From the entries below, please gather each line containing the string "origin".
INFORMATION SUPPLIED below:
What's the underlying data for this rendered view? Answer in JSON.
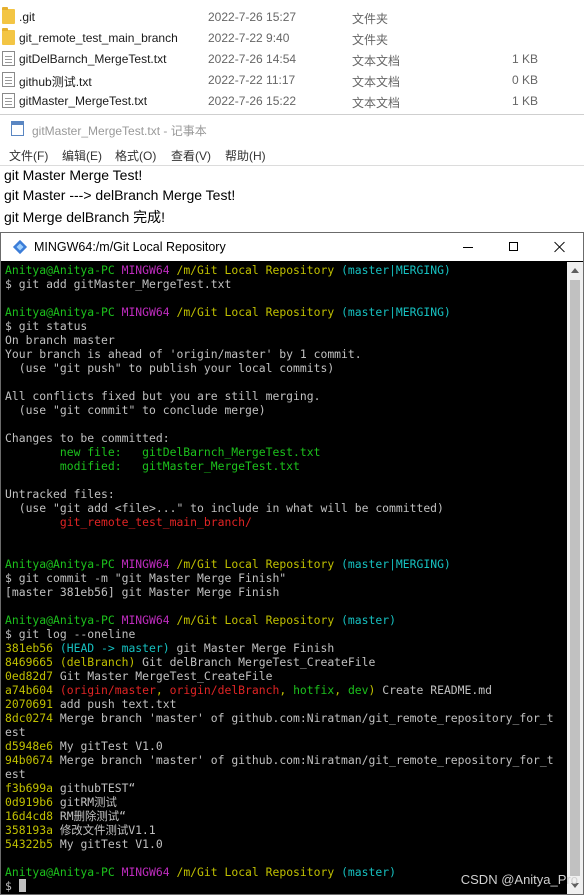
{
  "explorer": {
    "files": [
      {
        "icon": "folder-icon",
        "name": ".git",
        "date": "2022-7-26 15:27",
        "type": "文件夹",
        "size": ""
      },
      {
        "icon": "folder-icon",
        "name": "git_remote_test_main_branch",
        "date": "2022-7-22 9:40",
        "type": "文件夹",
        "size": ""
      },
      {
        "icon": "text-file-icon",
        "name": "gitDelBarnch_MergeTest.txt",
        "date": "2022-7-26 14:54",
        "type": "文本文档",
        "size": "1 KB"
      },
      {
        "icon": "text-file-icon",
        "name": "github测试.txt",
        "date": "2022-7-22 11:17",
        "type": "文本文档",
        "size": "0 KB"
      },
      {
        "icon": "text-file-icon",
        "name": "gitMaster_MergeTest.txt",
        "date": "2022-7-26 15:22",
        "type": "文本文档",
        "size": "1 KB"
      }
    ]
  },
  "notepad": {
    "title": "gitMaster_MergeTest.txt - 记事本",
    "menu": [
      "文件(F)",
      "编辑(E)",
      "格式(O)",
      "查看(V)",
      "帮助(H)"
    ],
    "lines": [
      "git Master Merge Test!",
      "git Master ---> delBranch Merge Test!",
      "git Merge delBranch 完成!"
    ]
  },
  "terminal": {
    "title": "MINGW64:/m/Git Local Repository",
    "colors": {
      "green": "#1cc11c",
      "purple": "#bf2cbf",
      "yellow": "#c0c000",
      "cyan": "#16c0c0",
      "red": "#e02424",
      "default": "#c0c0c0",
      "background": "#000000"
    },
    "lines": [
      [
        [
          "green",
          "Anitya@Anitya-PC "
        ],
        [
          "purple",
          "MINGW64 "
        ],
        [
          "yellow",
          "/m/Git Local Repository "
        ],
        [
          "cyan",
          "(master|MERGING)"
        ]
      ],
      [
        [
          "grey",
          "$ git add gitMaster_MergeTest.txt"
        ]
      ],
      [],
      [
        [
          "green",
          "Anitya@Anitya-PC "
        ],
        [
          "purple",
          "MINGW64 "
        ],
        [
          "yellow",
          "/m/Git Local Repository "
        ],
        [
          "cyan",
          "(master|MERGING)"
        ]
      ],
      [
        [
          "grey",
          "$ git status"
        ]
      ],
      [
        [
          "grey",
          "On branch master"
        ]
      ],
      [
        [
          "grey",
          "Your branch is ahead of 'origin/master' by 1 commit."
        ]
      ],
      [
        [
          "grey",
          "  (use \"git push\" to publish your local commits)"
        ]
      ],
      [],
      [
        [
          "grey",
          "All conflicts fixed but you are still merging."
        ]
      ],
      [
        [
          "grey",
          "  (use \"git commit\" to conclude merge)"
        ]
      ],
      [],
      [
        [
          "grey",
          "Changes to be committed:"
        ]
      ],
      [
        [
          "green",
          "        new file:   gitDelBarnch_MergeTest.txt"
        ]
      ],
      [
        [
          "green",
          "        modified:   gitMaster_MergeTest.txt"
        ]
      ],
      [],
      [
        [
          "grey",
          "Untracked files:"
        ]
      ],
      [
        [
          "grey",
          "  (use \"git add <file>...\" to include in what will be committed)"
        ]
      ],
      [
        [
          "red",
          "        git_remote_test_main_branch/"
        ]
      ],
      [],
      [],
      [
        [
          "green",
          "Anitya@Anitya-PC "
        ],
        [
          "purple",
          "MINGW64 "
        ],
        [
          "yellow",
          "/m/Git Local Repository "
        ],
        [
          "cyan",
          "(master|MERGING)"
        ]
      ],
      [
        [
          "grey",
          "$ git commit -m \"git Master Merge Finish\""
        ]
      ],
      [
        [
          "grey",
          "[master 381eb56] git Master Merge Finish"
        ]
      ],
      [],
      [
        [
          "green",
          "Anitya@Anitya-PC "
        ],
        [
          "purple",
          "MINGW64 "
        ],
        [
          "yellow",
          "/m/Git Local Repository "
        ],
        [
          "cyan",
          "(master)"
        ]
      ],
      [
        [
          "grey",
          "$ git log --oneline"
        ]
      ],
      [
        [
          "yellow",
          "381eb56 "
        ],
        [
          "cyan",
          "(HEAD -> master)"
        ],
        [
          "grey",
          " git Master Merge Finish"
        ]
      ],
      [
        [
          "yellow",
          "8469665 "
        ],
        [
          "yellow",
          "(delBranch)"
        ],
        [
          "grey",
          " Git delBranch MergeTest_CreateFile"
        ]
      ],
      [
        [
          "yellow",
          "0ed82d7 "
        ],
        [
          "grey",
          "Git Master MergeTest_CreateFile"
        ]
      ],
      [
        [
          "yellow",
          "a74b604 "
        ],
        [
          "red",
          "(origin/master"
        ],
        [
          "yellow",
          ", "
        ],
        [
          "red",
          "origin/delBranch"
        ],
        [
          "yellow",
          ", "
        ],
        [
          "green",
          "hotfix"
        ],
        [
          "yellow",
          ", "
        ],
        [
          "green",
          "dev"
        ],
        [
          "yellow",
          ")"
        ],
        [
          "grey",
          " Create README.md"
        ]
      ],
      [
        [
          "yellow",
          "2070691 "
        ],
        [
          "grey",
          "add push text.txt"
        ]
      ],
      [
        [
          "yellow",
          "8dc0274 "
        ],
        [
          "grey",
          "Merge branch 'master' of github.com:Niratman/git_remote_repository_for_t"
        ]
      ],
      [
        [
          "grey",
          "est"
        ]
      ],
      [
        [
          "yellow",
          "d5948e6 "
        ],
        [
          "grey",
          "My gitTest V1.0"
        ]
      ],
      [
        [
          "yellow",
          "94b0674 "
        ],
        [
          "grey",
          "Merge branch 'master' of github.com:Niratman/git_remote_repository_for_t"
        ]
      ],
      [
        [
          "grey",
          "est"
        ]
      ],
      [
        [
          "yellow",
          "f3b699a "
        ],
        [
          "grey",
          "githubTEST“"
        ]
      ],
      [
        [
          "yellow",
          "0d919b6 "
        ],
        [
          "grey",
          "gitRM测试"
        ]
      ],
      [
        [
          "yellow",
          "16d4cd8 "
        ],
        [
          "grey",
          "RM删除测试“"
        ]
      ],
      [
        [
          "yellow",
          "358193a "
        ],
        [
          "grey",
          "修改文件测试V1.1"
        ]
      ],
      [
        [
          "yellow",
          "54322b5 "
        ],
        [
          "grey",
          "My gitTest V1.0"
        ]
      ],
      [],
      [
        [
          "green",
          "Anitya@Anitya-PC "
        ],
        [
          "purple",
          "MINGW64 "
        ],
        [
          "yellow",
          "/m/Git Local Repository "
        ],
        [
          "cyan",
          "(master)"
        ]
      ],
      [
        [
          "grey",
          "$ "
        ]
      ]
    ]
  },
  "watermark": "CSDN @Anitya_Pro"
}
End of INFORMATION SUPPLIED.
* _OUTPUT OF THE TASK_
          "Your branch is ahead of 'origin/master' by 1 commit."
          "(origin/master"
          "origin/delBranch"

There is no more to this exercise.